NICOSIA, Cyprus (AP) — Against the backdrop of Turkey’s referendum on expanding presidential powers, talks aimed at reunifying ethnically divided Cyprus were restarted Tuesday with rival leaders hoping to claw back diminished trust and lost momentum after a two-month halt.
But the United Nations-mediated negotiations still face difficult challenges, with the island’s Greek Cypriot president accusing the breakaway Turkish Cypriot leader of backpedaling on key issues at Turkey’s prompting after many months of solid progress.
The minority Turkish Cypriots, meanwhile, say Greek Cypriots pay lip service to their core demand of equal partnership in the running of an envisioned federation — especially on holding the federal presidency alternately.
It’s still unclear if talks can result in a deal both sides can rally behind. Cyprus was split in 1974 when Turkey invaded following a coup mounted by supporters of union with Greece. A breakaway Turkish Cypriot state in the island’s north is recognized only by Turkey which keeps more than 35,000 troops there.
With talks delving deeper, bargaining has become more complicated.

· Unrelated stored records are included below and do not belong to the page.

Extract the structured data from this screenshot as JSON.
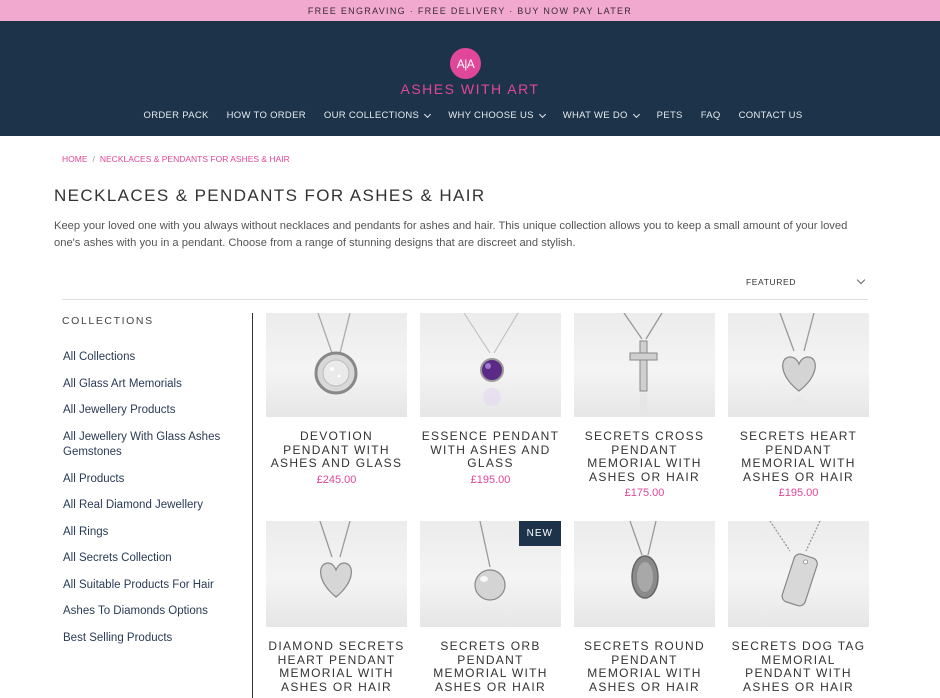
{
  "promo": {
    "text": "FREE ENGRAVING · FREE DELIVERY · BUY NOW PAY LATER"
  },
  "header": {
    "logo_mark": "A|A",
    "logo_text": "ASHES WITH ART",
    "nav": [
      {
        "label": "ORDER PACK",
        "dropdown": false
      },
      {
        "label": "HOW TO ORDER",
        "dropdown": false
      },
      {
        "label": "OUR COLLECTIONS",
        "dropdown": true
      },
      {
        "label": "WHY CHOOSE US",
        "dropdown": true
      },
      {
        "label": "WHAT WE DO",
        "dropdown": true
      },
      {
        "label": "PETS",
        "dropdown": false
      },
      {
        "label": "FAQ",
        "dropdown": false
      },
      {
        "label": "CONTACT US",
        "dropdown": false
      }
    ]
  },
  "breadcrumb": {
    "home": "HOME",
    "separator": "/",
    "current": "NECKLACES & PENDANTS FOR ASHES & HAIR"
  },
  "page": {
    "title": "NECKLACES & PENDANTS FOR ASHES & HAIR",
    "description": "Keep your loved one with you always without necklaces and pendants for ashes and hair. This unique collection allows you to keep a small amount of your loved one's ashes with you in a pendant. Choose from a range of stunning designs that are discreet and stylish."
  },
  "sort": {
    "selected": "FEATURED"
  },
  "sidebar": {
    "title": "COLLECTIONS",
    "items": [
      "All Collections",
      "All Glass Art Memorials",
      "All Jewellery Products",
      "All Jewellery With Glass Ashes Gemstones",
      "All Products",
      "All Real Diamond Jewellery",
      "All Rings",
      "All Secrets Collection",
      "All Suitable Products For Hair",
      "Ashes To Diamonds Options",
      "Best Selling Products"
    ]
  },
  "products": [
    {
      "title": "DEVOTION PENDANT WITH ASHES AND GLASS",
      "price": "£245.00",
      "badge": "",
      "icon": "round-glass-pendant-icon"
    },
    {
      "title": "ESSENCE PENDANT WITH ASHES AND GLASS",
      "price": "£195.00",
      "badge": "",
      "icon": "purple-gem-pendant-icon"
    },
    {
      "title": "SECRETS CROSS PENDANT MEMORIAL WITH ASHES OR HAIR",
      "price": "£175.00",
      "badge": "",
      "icon": "cross-pendant-icon"
    },
    {
      "title": "SECRETS HEART PENDANT MEMORIAL WITH ASHES OR HAIR",
      "price": "£195.00",
      "badge": "",
      "icon": "heart-pendant-icon"
    },
    {
      "title": "DIAMOND SECRETS HEART PENDANT MEMORIAL WITH ASHES OR HAIR",
      "price": "",
      "badge": "",
      "icon": "heart-pendant-icon"
    },
    {
      "title": "SECRETS ORB PENDANT MEMORIAL WITH ASHES OR HAIR",
      "price": "",
      "badge": "NEW",
      "icon": "orb-pendant-icon"
    },
    {
      "title": "SECRETS ROUND PENDANT MEMORIAL WITH ASHES OR HAIR",
      "price": "",
      "badge": "",
      "icon": "round-locket-pendant-icon"
    },
    {
      "title": "SECRETS DOG TAG MEMORIAL PENDANT WITH ASHES OR HAIR",
      "price": "",
      "badge": "",
      "icon": "dog-tag-pendant-icon"
    }
  ],
  "colors": {
    "promo_bg": "#f1a9cf",
    "header_bg": "#1c3349",
    "accent_pink": "#e0479a",
    "text_dark": "#333333"
  }
}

President Nicos Anastasiades said Turkish Cypriot conditions on how they’ll be represented in decision-making bodies would “paralyze” the state. Moreover, he said Turkey’s demand that its citizens be granted the freedom to relocate and transfer money, services and goods to Cyprus as part of any peace deal would mean “Cyprus’ takeover through peaceful means.”
Compounding the difficulties is Turkey’s condition for its troops and military intervention rights to stay in place after reunification, something that Turkish Cypriots say ensures their security but Greek Cypriots strongly reject.

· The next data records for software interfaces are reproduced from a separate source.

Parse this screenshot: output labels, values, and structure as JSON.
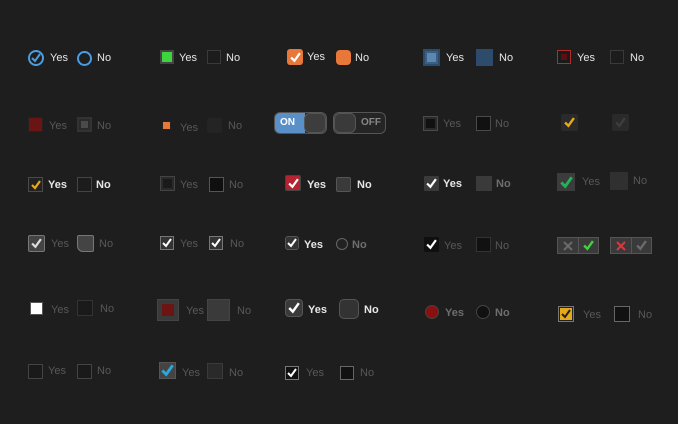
{
  "labels": {
    "r1": [
      "Yes",
      "No",
      "Yes",
      "No",
      "Yes",
      "No",
      "Yes",
      "No",
      "Yes",
      "No"
    ],
    "r2": [
      "Yes",
      "No",
      "Yes",
      "No",
      "ON",
      "OFF",
      "Yes",
      "No"
    ],
    "r3": [
      "Yes",
      "No",
      "Yes",
      "No",
      "Yes",
      "No",
      "Yes",
      "No",
      "Yes",
      "No"
    ],
    "r4": [
      "Yes",
      "No",
      "Yes",
      "No",
      "Yes",
      "No",
      "Yes",
      "No"
    ],
    "r5": [
      "Yes",
      "No",
      "Yes",
      "No",
      "Yes",
      "No",
      "Yes",
      "No",
      "Yes",
      "No"
    ],
    "r6": [
      "Yes",
      "No",
      "Yes",
      "No",
      "Yes",
      "No"
    ]
  },
  "colors": {
    "background": "#1e1e1e",
    "blue_accent": "#4a9de0",
    "green_accent": "#3dd43d",
    "orange_accent": "#e8773a",
    "dark_red": "#6a1414",
    "amber": "#e7a91c",
    "toggle_on": "#5b8fc7"
  },
  "icons": [
    "check-icon",
    "radio-ring-icon",
    "x-icon"
  ]
}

Meanwhile, acrimony over legislation making a brief reference to a 1950 referendum on union with Greece mandatory in Greek Cypriot schools has sharpened divisions among Greek Cypriots. The legislation was reversed last week following Turkish Cypriot protests, but the move splintered Greek Cypriot opinion between those who saw it as necessary to get talks back on track and those who saw it as acquiescing to Turkey’s will.
Anastasiades called the legislation kerfuffle a pretext for Akinci to halt talks ahead of Sunday’s referendum on whether to concentrate more power in the hands of Turkish President Recep Tayyip Erdogan, who sought to project toughness in order to woo the nationalist vote.